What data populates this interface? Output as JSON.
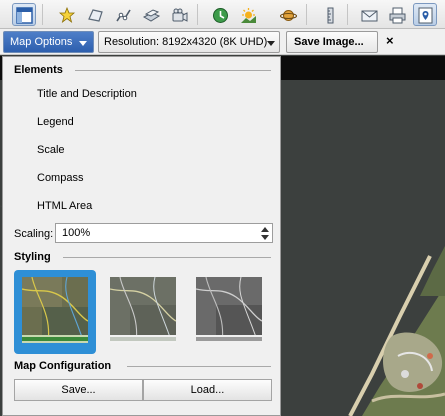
{
  "toolbar": {
    "buttons": [
      {
        "icon": "layout-icon",
        "active": true
      },
      {
        "icon": "add-placemark-icon"
      },
      {
        "icon": "add-polygon-icon"
      },
      {
        "icon": "add-path-icon"
      },
      {
        "icon": "add-overlay-icon"
      },
      {
        "icon": "record-tour-icon"
      },
      {
        "icon": "historical-imagery-icon"
      },
      {
        "icon": "sunlight-icon"
      },
      {
        "icon": "planets-icon"
      },
      {
        "icon": "ruler-icon"
      },
      {
        "icon": "email-icon"
      },
      {
        "icon": "print-icon"
      },
      {
        "icon": "save-image-icon",
        "active": true
      }
    ]
  },
  "options_bar": {
    "map_options": "Map Options",
    "resolution": "Resolution: 8192x4320 (8K UHD)",
    "save_image": "Save Image...",
    "close": "×"
  },
  "panel": {
    "elements_title": "Elements",
    "elements": [
      "Title and Description",
      "Legend",
      "Scale",
      "Compass",
      "HTML Area"
    ],
    "scaling_label": "Scaling:",
    "scaling_value": "100%",
    "styling_title": "Styling",
    "styles": [
      {
        "name": "style-color",
        "selected": true
      },
      {
        "name": "style-muted",
        "selected": false
      },
      {
        "name": "style-grayscale",
        "selected": false
      }
    ],
    "map_config_title": "Map Configuration",
    "save_button": "Save...",
    "load_button": "Load..."
  },
  "colors": {
    "accent": "#2e8fd6",
    "map_options_bg": "#3a6cbf",
    "water": "#3b3f3d",
    "land": "#6f7a4f"
  }
}
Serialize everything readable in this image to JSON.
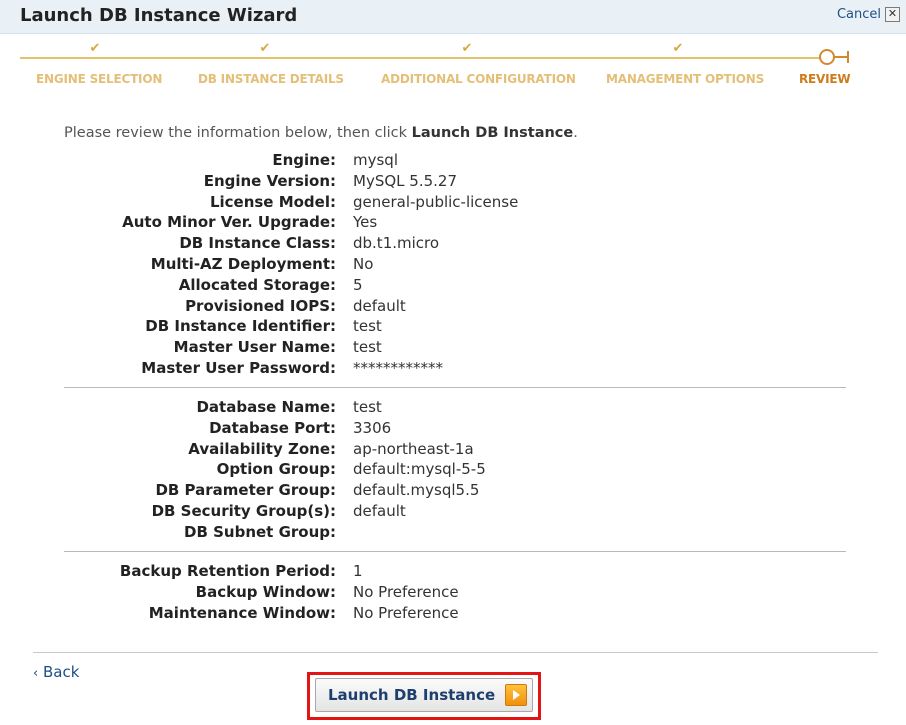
{
  "window": {
    "title": "Launch DB Instance Wizard",
    "cancel_label": "Cancel"
  },
  "steps": [
    {
      "label": "ENGINE SELECTION",
      "state": "done"
    },
    {
      "label": "DB INSTANCE DETAILS",
      "state": "done"
    },
    {
      "label": "ADDITIONAL CONFIGURATION",
      "state": "done"
    },
    {
      "label": "MANAGEMENT OPTIONS",
      "state": "done"
    },
    {
      "label": "REVIEW",
      "state": "current"
    }
  ],
  "intro": {
    "before": "Please review the information below, then click ",
    "action": "Launch DB Instance",
    "after": "."
  },
  "section1": [
    {
      "label": "Engine:",
      "value": "mysql"
    },
    {
      "label": "Engine Version:",
      "value": "MySQL 5.5.27"
    },
    {
      "label": "License Model:",
      "value": "general-public-license"
    },
    {
      "label": "Auto Minor Ver. Upgrade:",
      "value": "Yes"
    },
    {
      "label": "DB Instance Class:",
      "value": "db.t1.micro"
    },
    {
      "label": "Multi-AZ Deployment:",
      "value": "No"
    },
    {
      "label": "Allocated Storage:",
      "value": "5"
    },
    {
      "label": "Provisioned IOPS:",
      "value": "default"
    },
    {
      "label": "DB Instance Identifier:",
      "value": "test"
    },
    {
      "label": "Master User Name:",
      "value": "test"
    },
    {
      "label": "Master User Password:",
      "value": "************"
    }
  ],
  "section2": [
    {
      "label": "Database Name:",
      "value": "test"
    },
    {
      "label": "Database Port:",
      "value": "3306"
    },
    {
      "label": "Availability Zone:",
      "value": "ap-northeast-1a"
    },
    {
      "label": "Option Group:",
      "value": "default:mysql-5-5"
    },
    {
      "label": "DB Parameter Group:",
      "value": "default.mysql5.5"
    },
    {
      "label": "DB Security Group(s):",
      "value": "default"
    },
    {
      "label": "DB Subnet Group:",
      "value": ""
    }
  ],
  "section3": [
    {
      "label": "Backup Retention Period:",
      "value": "1"
    },
    {
      "label": "Backup Window:",
      "value": "No Preference"
    },
    {
      "label": "Maintenance Window:",
      "value": "No Preference"
    }
  ],
  "footer": {
    "back_label": "Back",
    "launch_label": "Launch DB Instance"
  },
  "colors": {
    "accent_orange": "#d17a1a",
    "highlight_red": "#e21414",
    "link_blue": "#1e4f86"
  }
}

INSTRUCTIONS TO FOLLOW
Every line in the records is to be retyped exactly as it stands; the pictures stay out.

WORKED SOLUTION
What data populates this interface? Output as JSON.
{
  "toolbar": {
    "buttons": [
      {
        "icon": "layout-icon",
        "active": true
      },
      {
        "icon": "add-placemark-icon"
      },
      {
        "icon": "add-polygon-icon"
      },
      {
        "icon": "add-path-icon"
      },
      {
        "icon": "add-overlay-icon"
      },
      {
        "icon": "record-tour-icon"
      },
      {
        "icon": "historical-imagery-icon"
      },
      {
        "icon": "sunlight-icon"
      },
      {
        "icon": "planets-icon"
      },
      {
        "icon": "ruler-icon"
      },
      {
        "icon": "email-icon"
      },
      {
        "icon": "print-icon"
      },
      {
        "icon": "save-image-icon",
        "active": true
      }
    ]
  },
  "options_bar": {
    "map_options": "Map Options",
    "resolution": "Resolution: 8192x4320 (8K UHD)",
    "save_image": "Save Image...",
    "close": "×"
  },
  "panel": {
    "elements_title": "Elements",
    "elements": [
      "Title and Description",
      "Legend",
      "Scale",
      "Compass",
      "HTML Area"
    ],
    "scaling_label": "Scaling:",
    "scaling_value": "100%",
    "styling_title": "Styling",
    "styles": [
      {
        "name": "style-color",
        "selected": true
      },
      {
        "name": "style-muted",
        "selected": false
      },
      {
        "name": "style-grayscale",
        "selected": false
      }
    ],
    "map_config_title": "Map Configuration",
    "save_button": "Save...",
    "load_button": "Load..."
  },
  "colors": {
    "accent": "#2e8fd6",
    "map_options_bg": "#3a6cbf",
    "water": "#3b3f3d",
    "land": "#6f7a4f"
  }
}
Serialize everything readable in this image to JSON.
{
  "window": {
    "title": "Launch DB Instance Wizard",
    "cancel_label": "Cancel"
  },
  "steps": [
    {
      "label": "ENGINE SELECTION",
      "state": "done"
    },
    {
      "label": "DB INSTANCE DETAILS",
      "state": "done"
    },
    {
      "label": "ADDITIONAL CONFIGURATION",
      "state": "done"
    },
    {
      "label": "MANAGEMENT OPTIONS",
      "state": "done"
    },
    {
      "label": "REVIEW",
      "state": "current"
    }
  ],
  "intro": {
    "before": "Please review the information below, then click ",
    "action": "Launch DB Instance",
    "after": "."
  },
  "section1": [
    {
      "label": "Engine:",
      "value": "mysql"
    },
    {
      "label": "Engine Version:",
      "value": "MySQL 5.5.27"
    },
    {
      "label": "License Model:",
      "value": "general-public-license"
    },
    {
      "label": "Auto Minor Ver. Upgrade:",
      "value": "Yes"
    },
    {
      "label": "DB Instance Class:",
      "value": "db.t1.micro"
    },
    {
      "label": "Multi-AZ Deployment:",
      "value": "No"
    },
    {
      "label": "Allocated Storage:",
      "value": "5"
    },
    {
      "label": "Provisioned IOPS:",
      "value": "default"
    },
    {
      "label": "DB Instance Identifier:",
      "value": "test"
    },
    {
      "label": "Master User Name:",
      "value": "test"
    },
    {
      "label": "Master User Password:",
      "value": "************"
    }
  ],
  "section2": [
    {
      "label": "Database Name:",
      "value": "test"
    },
    {
      "label": "Database Port:",
      "value": "3306"
    },
    {
      "label": "Availability Zone:",
      "value": "ap-northeast-1a"
    },
    {
      "label": "Option Group:",
      "value": "default:mysql-5-5"
    },
    {
      "label": "DB Parameter Group:",
      "value": "default.mysql5.5"
    },
    {
      "label": "DB Security Group(s):",
      "value": "default"
    },
    {
      "label": "DB Subnet Group:",
      "value": ""
    }
  ],
  "section3": [
    {
      "label": "Backup Retention Period:",
      "value": "1"
    },
    {
      "label": "Backup Window:",
      "value": "No Preference"
    },
    {
      "label": "Maintenance Window:",
      "value": "No Preference"
    }
  ],
  "footer": {
    "back_label": "Back",
    "launch_label": "Launch DB Instance"
  },
  "colors": {
    "accent_orange": "#d17a1a",
    "highlight_red": "#e21414",
    "link_blue": "#1e4f86"
  }
}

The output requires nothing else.